ANYWAY. It wasn't all bad. In fact, there was one night in Missouri where I remember feeling no panic at all. It's one of my most favorite memories. It was my third night there and we were all in the backyard playing board games - so much togetherness, right? Barn. Games. Neighbors coming over to play the games. Enough already. Anyway, once the board games died down, I ended up in a lounge chair with the tall, really good looking guy who was SO wrong for me. We were facing away from the rest of the group just sort of looking at the yard and sky and, as nauseating as this sounds, I'll never forget the view. Ever. It was the biggest, most breathtaking, spectacular, orange-est sky I've ever seen. It was HUGE. Limitless. I didn't know you could take a breath as deep as the breath I took looking at that sky. I felt like I could get up out of the lounge chair, start walking, and go right over the edge of that sky and fall into it and be totally fine forever and ever. It was a complete and total absence of anxiety. Something I hadn't felt in a long time and have felt only a few times since. I remember wishing that I could stay there and ignore all the shit taking up space in the rest of my head and heart and be a nice, normal backyard board game-playing person who didn't mind temperatures over 70 degrees and liked to look at the sky with her tall boyfriend. I'd make the Dixie Chick's "Wide Open Spaces" my theme song and buy jean shorts and sit in the sun and learn to drive. I'd have done almost anything to hold onto that sky and that moment where this tall, good looking guy who was SO wrong for me was SO right for me. 

Two days later I came back to Boston. A week and a half after that, the tall, good looking guy who was SO wrong for me "accidentally" found himself in my email and saw a message I'd sent to my mother where I said he was annoying me and I wanted him to leave me alone so I could watch Law & Order: SVU in peace at the end of my day. We broke up a week after that. Shrug.

While I was in Missouri, his mother who bought me a set of polka dotted bowls introduced me to a really sweet red haired girl who was coming to Boston for a summer ballet program and asked me to take this girl under my wing. That really sweet red haired girl is now married to the tall good looking guy who was SO wrong for me. They run a ballet school in Missouri together. AND I'M BITTER AND ALONE AND COLD IN NEW ENGLAND WITH AN OBESE CAT AS MY ONLY COMPANION. No. I'm kidding. Well actually, that's kind of true. I am. But I like it. I like it just as much as they probably like what they're doing. 

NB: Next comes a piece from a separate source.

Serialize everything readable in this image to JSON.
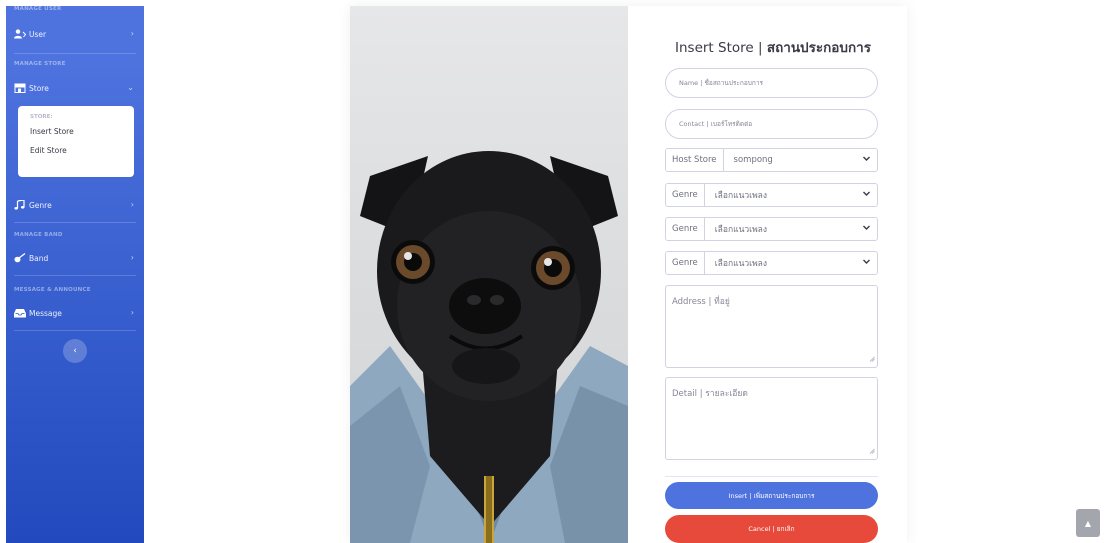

I'm thankful for that tall, good looking guy who was SO wrong for me and who hacked my email and read the snark I sent to my mother about him. He gave me one of my most favorite memories with that sky. I thought of him three months ago when I was in Provincetown by myself looking at the ocean and the sky (pictured above) and feeling totally content. I closed my eyes and took a really deep breath and there he was. Not in a creepy way. I'd never call him or reach out or try to bust up his marriage to the sweet red head, I just took a minute to remember the good stuff he brought my way and then I let him go. 

I've always been a person who wants to burn shit down when it ends. I don't want to remember you, think about you, acknowledge you, or believe you ever existed. Go away. You didn't last forever, you probably hurt me, so now you don't exist. I want to knock that off. I think it's important as we move through life and relationships to remember that just because it didn't end in forever, it doesn't mean we shouldn't keep a little piece of it. Over the years I've subconsciously collected the special ones, despite the things they did or I did that resulted in a parting of ways. I'm thankful to them for the things they said that made me laugh, the people they introduced me to, and the wide open spaces that helped me breathe.


  1. Replies
    1. Thank you, my friend.

  2. OH sweetie. SWEETIE. We are going to connect in about a million ways. Are you a hugger? No? Well, I'm going to hug the living SHIT out of you when I meet you, but I promise I will stop before panic sets in. Also, expect me to have at least one moment of anxiety while in Boston. I have anxiety and it hits at the worst times (traveling always triggers it). You are awesome.

    1. Oh I'm a BIG hugger. There will be hugging, no doubt.